When you find the word "sinc" in a line of the entries, please copy the whole line.

*** Data records ***

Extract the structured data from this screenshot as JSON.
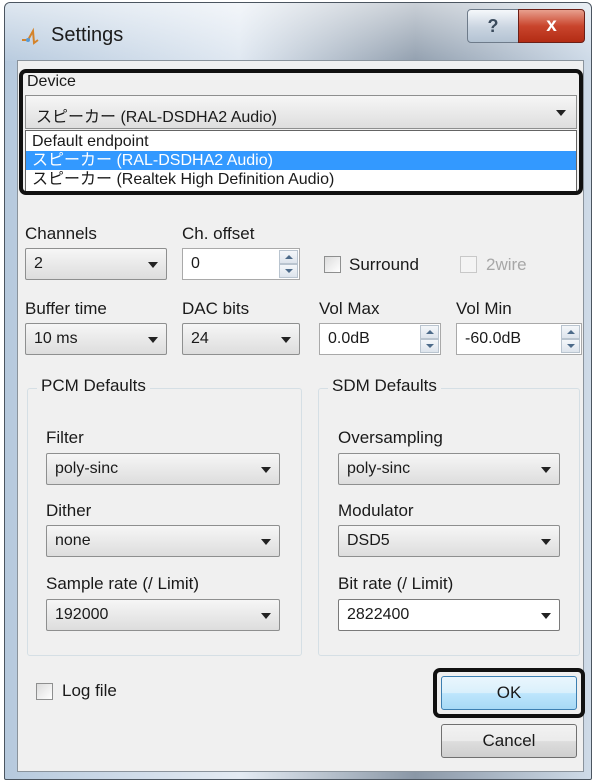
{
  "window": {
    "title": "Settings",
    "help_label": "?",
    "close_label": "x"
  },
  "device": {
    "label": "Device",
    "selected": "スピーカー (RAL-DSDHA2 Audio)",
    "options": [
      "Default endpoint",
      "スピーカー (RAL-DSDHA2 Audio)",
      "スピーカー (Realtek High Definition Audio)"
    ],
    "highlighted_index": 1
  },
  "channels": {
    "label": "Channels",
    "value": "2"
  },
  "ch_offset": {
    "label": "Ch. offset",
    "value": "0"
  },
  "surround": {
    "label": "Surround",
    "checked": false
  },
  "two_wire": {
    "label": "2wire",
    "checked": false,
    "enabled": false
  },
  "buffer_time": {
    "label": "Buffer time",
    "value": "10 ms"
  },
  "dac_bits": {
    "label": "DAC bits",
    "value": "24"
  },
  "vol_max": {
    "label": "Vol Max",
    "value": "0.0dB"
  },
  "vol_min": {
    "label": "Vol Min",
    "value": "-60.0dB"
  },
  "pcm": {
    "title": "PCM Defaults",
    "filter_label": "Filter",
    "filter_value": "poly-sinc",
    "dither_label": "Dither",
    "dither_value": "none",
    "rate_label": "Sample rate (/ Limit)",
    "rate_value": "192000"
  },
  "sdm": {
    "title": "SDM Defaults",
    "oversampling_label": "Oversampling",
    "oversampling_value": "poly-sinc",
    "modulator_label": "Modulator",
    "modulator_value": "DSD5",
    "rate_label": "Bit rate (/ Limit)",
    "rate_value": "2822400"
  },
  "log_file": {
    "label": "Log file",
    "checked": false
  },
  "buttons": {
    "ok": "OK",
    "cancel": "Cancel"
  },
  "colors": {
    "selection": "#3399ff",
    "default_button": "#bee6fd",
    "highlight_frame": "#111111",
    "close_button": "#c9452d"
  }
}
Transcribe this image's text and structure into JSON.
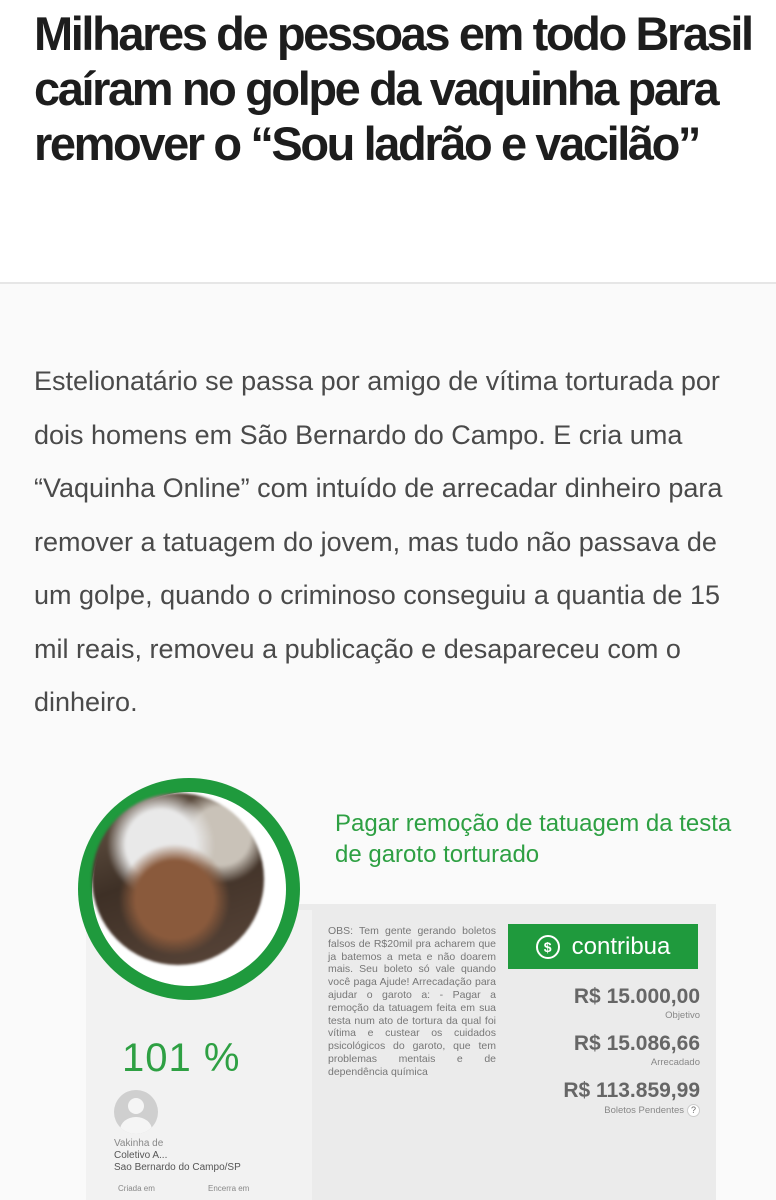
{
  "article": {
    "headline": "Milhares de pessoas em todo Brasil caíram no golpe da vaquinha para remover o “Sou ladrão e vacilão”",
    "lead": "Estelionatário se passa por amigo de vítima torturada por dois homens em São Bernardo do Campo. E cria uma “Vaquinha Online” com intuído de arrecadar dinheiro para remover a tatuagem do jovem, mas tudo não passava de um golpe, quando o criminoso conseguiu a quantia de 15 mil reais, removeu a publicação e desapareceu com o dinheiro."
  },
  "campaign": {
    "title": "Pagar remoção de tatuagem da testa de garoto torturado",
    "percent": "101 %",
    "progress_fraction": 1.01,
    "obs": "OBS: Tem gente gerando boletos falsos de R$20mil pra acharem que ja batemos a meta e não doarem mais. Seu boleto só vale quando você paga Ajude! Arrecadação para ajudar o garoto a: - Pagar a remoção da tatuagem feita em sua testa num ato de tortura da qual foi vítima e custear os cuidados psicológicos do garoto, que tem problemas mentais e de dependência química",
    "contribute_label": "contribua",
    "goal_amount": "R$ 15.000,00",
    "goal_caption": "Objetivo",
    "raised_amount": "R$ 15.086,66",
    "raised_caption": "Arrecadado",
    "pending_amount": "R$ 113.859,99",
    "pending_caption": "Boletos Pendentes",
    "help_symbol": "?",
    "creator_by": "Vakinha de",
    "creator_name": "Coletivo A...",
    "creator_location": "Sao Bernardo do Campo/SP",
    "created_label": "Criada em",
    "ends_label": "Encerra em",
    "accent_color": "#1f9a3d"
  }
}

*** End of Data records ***

→ **Result**
    "filter_value": "poly-sinc",
    "oversampling_value": "poly-sinc",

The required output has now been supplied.